INPUT MATERIAL:
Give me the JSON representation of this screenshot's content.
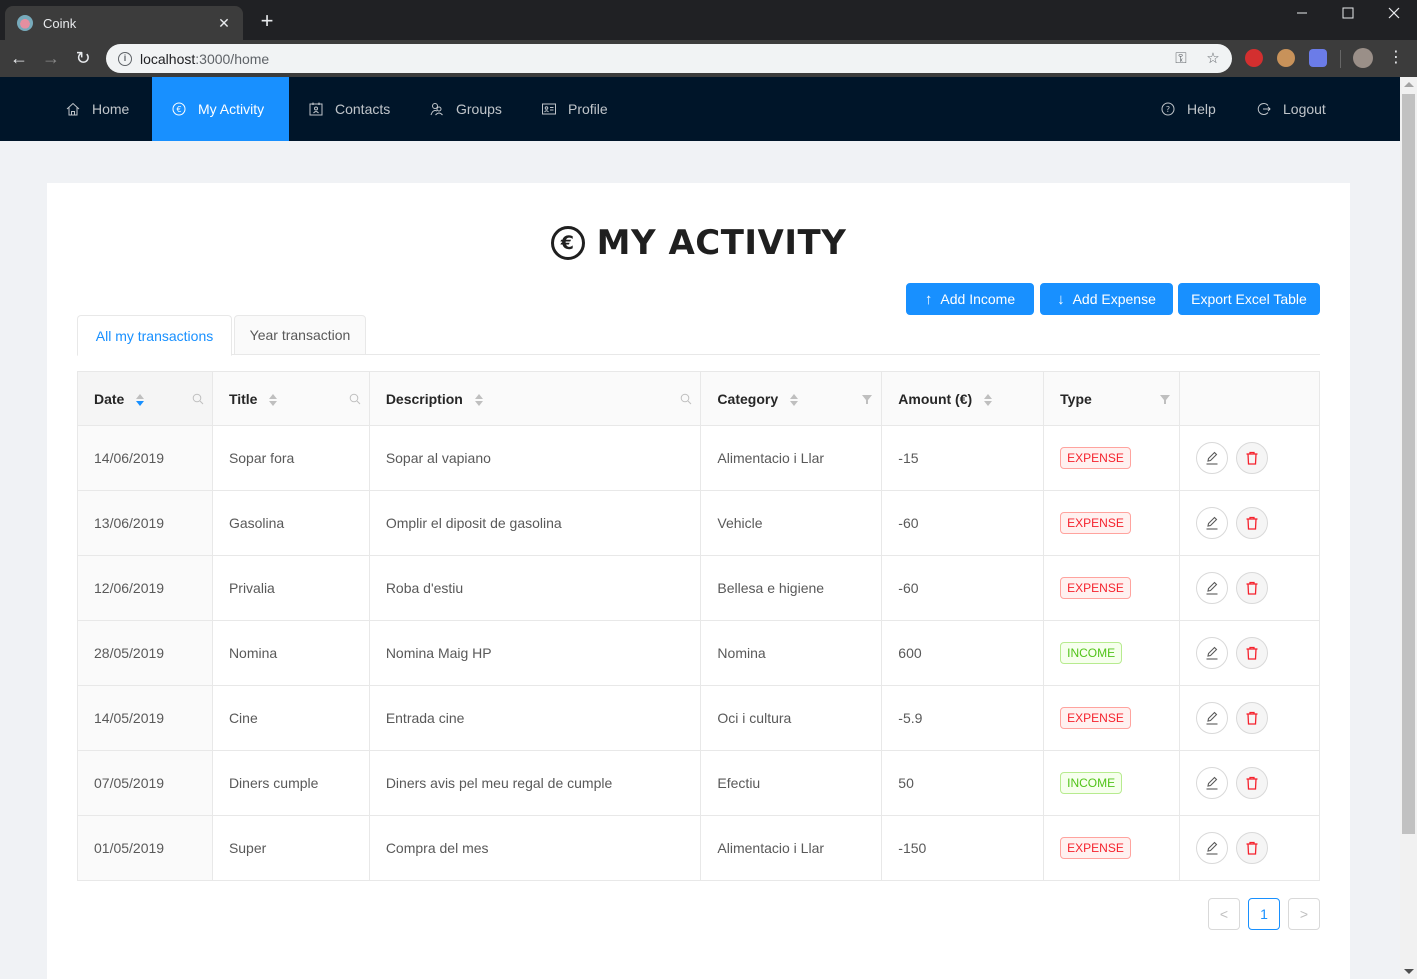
{
  "browser": {
    "tab_title": "Coink",
    "url_host": "localhost",
    "url_rest": ":3000/home"
  },
  "nav": {
    "items": [
      {
        "label": "Home",
        "icon": "home-icon"
      },
      {
        "label": "My Activity",
        "icon": "euro-circle-icon",
        "active": true
      },
      {
        "label": "Contacts",
        "icon": "contacts-icon"
      },
      {
        "label": "Groups",
        "icon": "team-icon"
      },
      {
        "label": "Profile",
        "icon": "idcard-icon"
      }
    ],
    "right": [
      {
        "label": "Help",
        "icon": "question-circle-icon"
      },
      {
        "label": "Logout",
        "icon": "logout-icon"
      }
    ]
  },
  "page": {
    "title": "MY ACTIVITY",
    "title_icon": "€"
  },
  "actions": {
    "add_income": "Add Income",
    "add_expense": "Add Expense",
    "export": "Export Excel Table"
  },
  "tabs": [
    {
      "label": "All my transactions",
      "active": true
    },
    {
      "label": "Year transaction",
      "active": false
    }
  ],
  "table": {
    "columns": [
      "Date",
      "Title",
      "Description",
      "Category",
      "Amount (€)",
      "Type"
    ],
    "rows": [
      {
        "date": "14/06/2019",
        "title": "Sopar fora",
        "description": "Sopar al vapiano",
        "category": "Alimentacio i Llar",
        "amount": "-15",
        "type": "EXPENSE"
      },
      {
        "date": "13/06/2019",
        "title": "Gasolina",
        "description": "Omplir el diposit de gasolina",
        "category": "Vehicle",
        "amount": "-60",
        "type": "EXPENSE"
      },
      {
        "date": "12/06/2019",
        "title": "Privalia",
        "description": "Roba d'estiu",
        "category": "Bellesa e higiene",
        "amount": "-60",
        "type": "EXPENSE"
      },
      {
        "date": "28/05/2019",
        "title": "Nomina",
        "description": "Nomina Maig HP",
        "category": "Nomina",
        "amount": "600",
        "type": "INCOME"
      },
      {
        "date": "14/05/2019",
        "title": "Cine",
        "description": "Entrada cine",
        "category": "Oci i cultura",
        "amount": "-5.9",
        "type": "EXPENSE"
      },
      {
        "date": "07/05/2019",
        "title": "Diners cumple",
        "description": "Diners avis pel meu regal de cumple",
        "category": "Efectiu",
        "amount": "50",
        "type": "INCOME"
      },
      {
        "date": "01/05/2019",
        "title": "Super",
        "description": "Compra del mes",
        "category": "Alimentacio i Llar",
        "amount": "-150",
        "type": "EXPENSE"
      }
    ]
  },
  "pagination": {
    "current": "1",
    "prev": "<",
    "next": ">"
  },
  "colors": {
    "primary": "#1890ff",
    "nav_bg": "#001529",
    "expense": "#f5222d",
    "income": "#52c41a"
  }
}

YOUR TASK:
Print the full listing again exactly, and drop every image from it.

EXERCISE SOLUTION:
Give me the JSON representation of this screenshot's content.
{
  "browser": {
    "tab_title": "Coink",
    "url_host": "localhost",
    "url_rest": ":3000/home"
  },
  "nav": {
    "items": [
      {
        "label": "Home",
        "icon": "home-icon"
      },
      {
        "label": "My Activity",
        "icon": "euro-circle-icon",
        "active": true
      },
      {
        "label": "Contacts",
        "icon": "contacts-icon"
      },
      {
        "label": "Groups",
        "icon": "team-icon"
      },
      {
        "label": "Profile",
        "icon": "idcard-icon"
      }
    ],
    "right": [
      {
        "label": "Help",
        "icon": "question-circle-icon"
      },
      {
        "label": "Logout",
        "icon": "logout-icon"
      }
    ]
  },
  "page": {
    "title": "MY ACTIVITY",
    "title_icon": "€"
  },
  "actions": {
    "add_income": "Add Income",
    "add_expense": "Add Expense",
    "export": "Export Excel Table"
  },
  "tabs": [
    {
      "label": "All my transactions",
      "active": true
    },
    {
      "label": "Year transaction",
      "active": false
    }
  ],
  "table": {
    "columns": [
      "Date",
      "Title",
      "Description",
      "Category",
      "Amount (€)",
      "Type"
    ],
    "rows": [
      {
        "date": "14/06/2019",
        "title": "Sopar fora",
        "description": "Sopar al vapiano",
        "category": "Alimentacio i Llar",
        "amount": "-15",
        "type": "EXPENSE"
      },
      {
        "date": "13/06/2019",
        "title": "Gasolina",
        "description": "Omplir el diposit de gasolina",
        "category": "Vehicle",
        "amount": "-60",
        "type": "EXPENSE"
      },
      {
        "date": "12/06/2019",
        "title": "Privalia",
        "description": "Roba d'estiu",
        "category": "Bellesa e higiene",
        "amount": "-60",
        "type": "EXPENSE"
      },
      {
        "date": "28/05/2019",
        "title": "Nomina",
        "description": "Nomina Maig HP",
        "category": "Nomina",
        "amount": "600",
        "type": "INCOME"
      },
      {
        "date": "14/05/2019",
        "title": "Cine",
        "description": "Entrada cine",
        "category": "Oci i cultura",
        "amount": "-5.9",
        "type": "EXPENSE"
      },
      {
        "date": "07/05/2019",
        "title": "Diners cumple",
        "description": "Diners avis pel meu regal de cumple",
        "category": "Efectiu",
        "amount": "50",
        "type": "INCOME"
      },
      {
        "date": "01/05/2019",
        "title": "Super",
        "description": "Compra del mes",
        "category": "Alimentacio i Llar",
        "amount": "-150",
        "type": "EXPENSE"
      }
    ]
  },
  "pagination": {
    "current": "1",
    "prev": "<",
    "next": ">"
  },
  "colors": {
    "primary": "#1890ff",
    "nav_bg": "#001529",
    "expense": "#f5222d",
    "income": "#52c41a"
  }
}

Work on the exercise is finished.